    Steinberg Cubase 1.0 -- sequencer
    Intelligent Music M -- composition aid (?)
    Opcode Vision -- sequencer
    Opcode Cue -- sync to picture tool
    Passport Trax -- sequencer
    Passport Pro -- sequencer
    Hyperstudio -- studio management aid
    Coda Finale -- scoring/notation program
    Passport Notewriter -- notation
    Passport Encore -- notation with MIDI sequencing

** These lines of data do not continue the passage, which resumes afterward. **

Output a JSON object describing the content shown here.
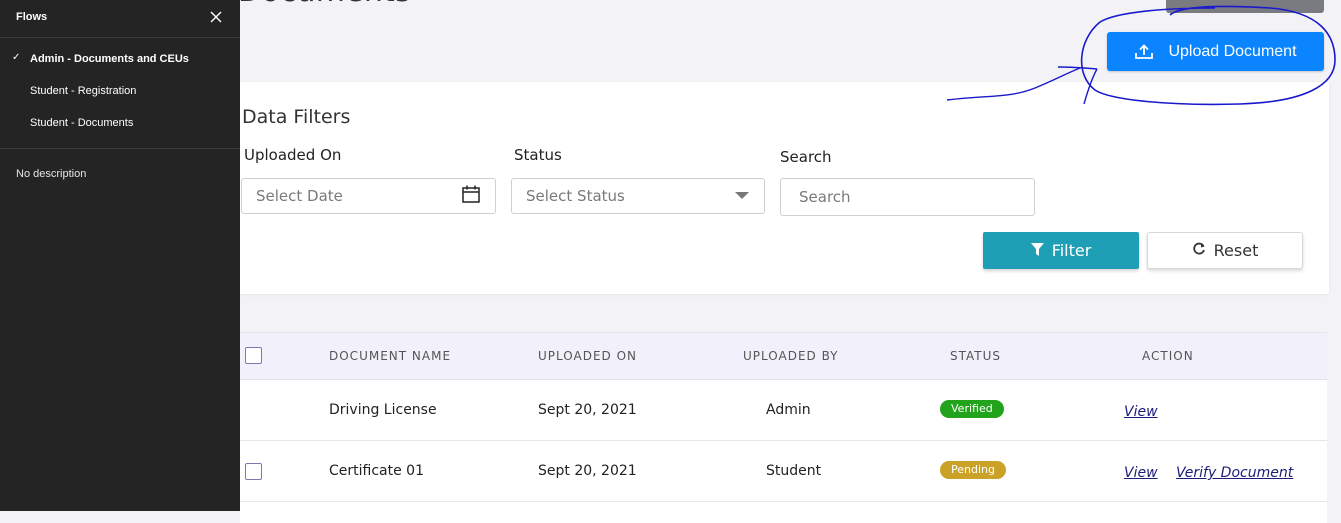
{
  "page": {
    "title": "Documents",
    "upload_button": "Upload Document"
  },
  "filters": {
    "heading": "Data Filters",
    "uploaded_on_label": "Uploaded On",
    "date_placeholder": "Select Date",
    "status_label": "Status",
    "status_placeholder": "Select Status",
    "search_label": "Search",
    "search_placeholder": "Search",
    "filter_button": "Filter",
    "reset_button": "Reset"
  },
  "table": {
    "columns": [
      "DOCUMENT NAME",
      "UPLOADED ON",
      "UPLOADED BY",
      "STATUS",
      "ACTION"
    ],
    "rows": [
      {
        "name": "Driving License",
        "uploaded_on": "Sept 20, 2021",
        "uploaded_by": "Admin",
        "status": "Verified",
        "status_color": "#21a41b",
        "actions": [
          "View"
        ]
      },
      {
        "name": "Certificate 01",
        "uploaded_on": "Sept 20, 2021",
        "uploaded_by": "Student",
        "status": "Pending",
        "status_color": "#c9a227",
        "actions": [
          "View",
          "Verify Document"
        ]
      }
    ]
  },
  "sidebar": {
    "title": "Flows",
    "items": [
      {
        "label": "Admin - Documents and CEUs",
        "checked": true
      },
      {
        "label": "Student - Registration",
        "checked": false
      },
      {
        "label": "Student - Documents",
        "checked": false
      }
    ],
    "description": "No description"
  },
  "colors": {
    "primary": "#0a84ff",
    "filter_button": "#1f9fb5",
    "sidebar_bg": "#242424",
    "annotation": "#1a1acc"
  }
}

Their address is Sound On Sound, PO Box 30, St Ives, Cambridgeshire,
PE17 4QX, UK, fax +44 480 61786.  Disks priced at UKL7 plus UKL0.85 per
order for mailing outside UK.  If you get any of these, please place a
copy on archive.umich.edu or some other archive site, so that we can
share it!  Amongst the magazines circulating in the UK, I find SOS offers
the most information relating to Macintosh applications.

Soho Soundhouse kindly provided me with demos of Steinberg Cubase 1.8
(the current version is 1.8.3), and of Passport Encore.  These demos
will not save or restore files, although in all other respects are
fully functional.  Useful to anyone considering a purchase.  Copies
have been posted to archive.umich.edu.

Copyright J R Evans (e_gs18@ub.nmh.ac.uk)
Permission to copy is hereby granted subject to the following
    1.  This document is copied only in full and without alteration
    2.  No charge is made other than reasonable costs of materials
        or connection services.

Edition of: 1993 March 20th